▶ BRIEF
Scan the listing below for "viewers", then report every line that has it.

_ _ _ _

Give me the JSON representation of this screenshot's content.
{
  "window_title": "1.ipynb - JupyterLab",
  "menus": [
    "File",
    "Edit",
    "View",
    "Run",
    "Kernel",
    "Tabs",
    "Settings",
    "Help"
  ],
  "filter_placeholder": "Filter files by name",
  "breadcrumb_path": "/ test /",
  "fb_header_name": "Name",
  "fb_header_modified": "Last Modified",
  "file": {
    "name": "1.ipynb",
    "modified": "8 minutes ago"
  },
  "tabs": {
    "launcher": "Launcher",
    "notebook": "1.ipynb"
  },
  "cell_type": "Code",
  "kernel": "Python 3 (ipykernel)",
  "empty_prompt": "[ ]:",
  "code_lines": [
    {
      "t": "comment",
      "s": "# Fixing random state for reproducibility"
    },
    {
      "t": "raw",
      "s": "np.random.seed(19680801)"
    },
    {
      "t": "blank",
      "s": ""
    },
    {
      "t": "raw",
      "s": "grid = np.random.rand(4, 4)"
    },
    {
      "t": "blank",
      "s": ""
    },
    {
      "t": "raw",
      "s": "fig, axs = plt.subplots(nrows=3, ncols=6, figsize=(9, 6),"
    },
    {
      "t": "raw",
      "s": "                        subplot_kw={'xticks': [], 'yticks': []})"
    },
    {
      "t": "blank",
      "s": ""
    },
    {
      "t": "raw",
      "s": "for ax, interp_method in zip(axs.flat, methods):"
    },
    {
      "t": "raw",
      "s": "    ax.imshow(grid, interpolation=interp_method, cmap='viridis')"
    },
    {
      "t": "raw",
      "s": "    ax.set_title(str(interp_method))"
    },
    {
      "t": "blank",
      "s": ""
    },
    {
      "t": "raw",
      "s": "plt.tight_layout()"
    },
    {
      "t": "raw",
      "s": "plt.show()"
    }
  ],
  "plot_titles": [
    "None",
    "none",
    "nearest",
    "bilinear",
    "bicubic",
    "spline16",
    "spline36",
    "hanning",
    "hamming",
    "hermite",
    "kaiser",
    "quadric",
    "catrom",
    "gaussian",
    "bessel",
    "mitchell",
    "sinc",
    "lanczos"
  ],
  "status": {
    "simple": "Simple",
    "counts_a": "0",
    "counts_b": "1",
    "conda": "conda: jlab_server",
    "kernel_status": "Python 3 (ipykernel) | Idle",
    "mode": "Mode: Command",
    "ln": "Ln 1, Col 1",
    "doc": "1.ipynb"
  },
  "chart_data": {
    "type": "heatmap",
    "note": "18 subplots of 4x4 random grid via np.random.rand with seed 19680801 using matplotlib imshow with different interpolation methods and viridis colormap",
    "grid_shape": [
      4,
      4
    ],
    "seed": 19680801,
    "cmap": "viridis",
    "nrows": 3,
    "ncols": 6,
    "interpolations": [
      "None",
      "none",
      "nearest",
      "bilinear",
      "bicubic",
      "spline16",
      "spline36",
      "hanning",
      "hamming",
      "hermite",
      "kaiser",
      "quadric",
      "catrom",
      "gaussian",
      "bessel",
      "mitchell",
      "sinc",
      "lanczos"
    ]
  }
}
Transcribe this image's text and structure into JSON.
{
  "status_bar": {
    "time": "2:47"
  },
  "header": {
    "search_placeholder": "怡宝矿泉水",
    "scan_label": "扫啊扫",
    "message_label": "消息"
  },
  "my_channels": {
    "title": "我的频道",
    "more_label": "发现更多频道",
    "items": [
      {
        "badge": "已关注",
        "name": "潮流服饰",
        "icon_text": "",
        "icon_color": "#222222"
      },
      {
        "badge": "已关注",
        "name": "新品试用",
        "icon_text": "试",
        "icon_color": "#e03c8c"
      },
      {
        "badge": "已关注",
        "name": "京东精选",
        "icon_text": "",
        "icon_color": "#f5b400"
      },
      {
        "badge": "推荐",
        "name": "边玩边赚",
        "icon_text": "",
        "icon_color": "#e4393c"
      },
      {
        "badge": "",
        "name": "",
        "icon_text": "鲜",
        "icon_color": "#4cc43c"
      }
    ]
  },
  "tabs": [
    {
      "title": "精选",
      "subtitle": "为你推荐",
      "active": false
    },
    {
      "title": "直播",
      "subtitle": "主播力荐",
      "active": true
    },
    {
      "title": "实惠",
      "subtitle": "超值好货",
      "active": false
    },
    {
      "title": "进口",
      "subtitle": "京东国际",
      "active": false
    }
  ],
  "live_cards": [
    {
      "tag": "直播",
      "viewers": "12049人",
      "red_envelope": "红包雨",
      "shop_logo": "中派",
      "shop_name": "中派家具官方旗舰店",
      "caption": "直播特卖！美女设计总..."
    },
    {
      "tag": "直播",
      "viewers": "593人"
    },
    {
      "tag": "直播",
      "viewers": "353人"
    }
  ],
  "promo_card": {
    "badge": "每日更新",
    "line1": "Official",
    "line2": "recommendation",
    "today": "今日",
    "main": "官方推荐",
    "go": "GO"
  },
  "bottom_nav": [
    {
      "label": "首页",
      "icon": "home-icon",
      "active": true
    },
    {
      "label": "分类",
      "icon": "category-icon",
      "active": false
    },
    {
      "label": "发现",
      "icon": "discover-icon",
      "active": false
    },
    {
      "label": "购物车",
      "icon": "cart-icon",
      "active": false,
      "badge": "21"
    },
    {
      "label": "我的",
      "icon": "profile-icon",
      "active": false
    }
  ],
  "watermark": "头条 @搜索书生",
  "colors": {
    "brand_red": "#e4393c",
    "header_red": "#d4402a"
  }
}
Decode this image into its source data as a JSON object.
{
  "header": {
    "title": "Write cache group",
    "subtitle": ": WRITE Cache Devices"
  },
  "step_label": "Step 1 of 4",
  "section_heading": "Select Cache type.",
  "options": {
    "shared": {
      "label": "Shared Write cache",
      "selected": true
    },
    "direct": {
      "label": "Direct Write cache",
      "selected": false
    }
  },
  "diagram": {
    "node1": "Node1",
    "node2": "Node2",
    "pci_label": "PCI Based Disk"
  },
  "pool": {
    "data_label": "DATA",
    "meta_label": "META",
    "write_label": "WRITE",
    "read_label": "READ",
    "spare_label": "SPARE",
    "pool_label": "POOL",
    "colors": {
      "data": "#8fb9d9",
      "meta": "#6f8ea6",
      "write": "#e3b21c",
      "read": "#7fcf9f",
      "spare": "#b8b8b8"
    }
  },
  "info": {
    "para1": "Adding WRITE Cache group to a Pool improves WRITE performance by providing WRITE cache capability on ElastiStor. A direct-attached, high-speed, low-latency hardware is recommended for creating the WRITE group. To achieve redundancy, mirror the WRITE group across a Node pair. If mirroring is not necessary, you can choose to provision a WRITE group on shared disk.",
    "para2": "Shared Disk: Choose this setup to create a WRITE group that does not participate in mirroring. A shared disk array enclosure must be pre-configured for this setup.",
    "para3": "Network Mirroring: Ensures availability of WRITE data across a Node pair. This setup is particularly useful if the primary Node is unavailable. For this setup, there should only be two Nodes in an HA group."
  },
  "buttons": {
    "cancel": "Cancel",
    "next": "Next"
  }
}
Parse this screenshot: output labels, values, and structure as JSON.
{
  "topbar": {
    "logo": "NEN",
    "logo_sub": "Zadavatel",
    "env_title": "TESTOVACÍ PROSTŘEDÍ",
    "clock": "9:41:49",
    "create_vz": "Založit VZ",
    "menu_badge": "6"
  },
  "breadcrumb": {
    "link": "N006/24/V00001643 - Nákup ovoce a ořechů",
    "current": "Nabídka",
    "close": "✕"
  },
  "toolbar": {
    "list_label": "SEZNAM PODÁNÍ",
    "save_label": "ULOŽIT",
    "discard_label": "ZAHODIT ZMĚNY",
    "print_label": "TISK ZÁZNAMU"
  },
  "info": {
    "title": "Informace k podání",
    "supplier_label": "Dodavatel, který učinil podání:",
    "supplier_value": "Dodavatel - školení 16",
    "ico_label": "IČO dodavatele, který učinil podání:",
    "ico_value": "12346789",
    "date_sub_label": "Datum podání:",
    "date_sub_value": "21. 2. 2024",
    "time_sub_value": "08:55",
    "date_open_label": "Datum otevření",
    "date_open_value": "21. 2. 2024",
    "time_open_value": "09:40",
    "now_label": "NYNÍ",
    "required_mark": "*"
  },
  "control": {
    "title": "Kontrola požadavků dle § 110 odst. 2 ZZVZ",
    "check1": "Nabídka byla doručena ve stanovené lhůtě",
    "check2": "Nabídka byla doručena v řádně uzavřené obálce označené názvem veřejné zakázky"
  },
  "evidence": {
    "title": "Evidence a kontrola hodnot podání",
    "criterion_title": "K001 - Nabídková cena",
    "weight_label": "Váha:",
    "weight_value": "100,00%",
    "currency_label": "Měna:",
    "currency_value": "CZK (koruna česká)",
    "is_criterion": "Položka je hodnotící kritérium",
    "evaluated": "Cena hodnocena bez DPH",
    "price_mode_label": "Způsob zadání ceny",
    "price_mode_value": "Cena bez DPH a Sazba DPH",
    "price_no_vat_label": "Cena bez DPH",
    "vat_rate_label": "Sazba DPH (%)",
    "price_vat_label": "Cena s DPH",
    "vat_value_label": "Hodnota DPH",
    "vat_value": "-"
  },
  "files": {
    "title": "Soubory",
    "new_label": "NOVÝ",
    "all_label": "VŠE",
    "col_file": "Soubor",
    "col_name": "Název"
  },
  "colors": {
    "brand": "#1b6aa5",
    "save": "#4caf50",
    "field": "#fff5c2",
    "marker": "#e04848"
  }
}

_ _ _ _

▶ SOLUTION FOR THIS TASK
      "viewers": "12049人",
      "viewers": "593人"
      "viewers": "353人"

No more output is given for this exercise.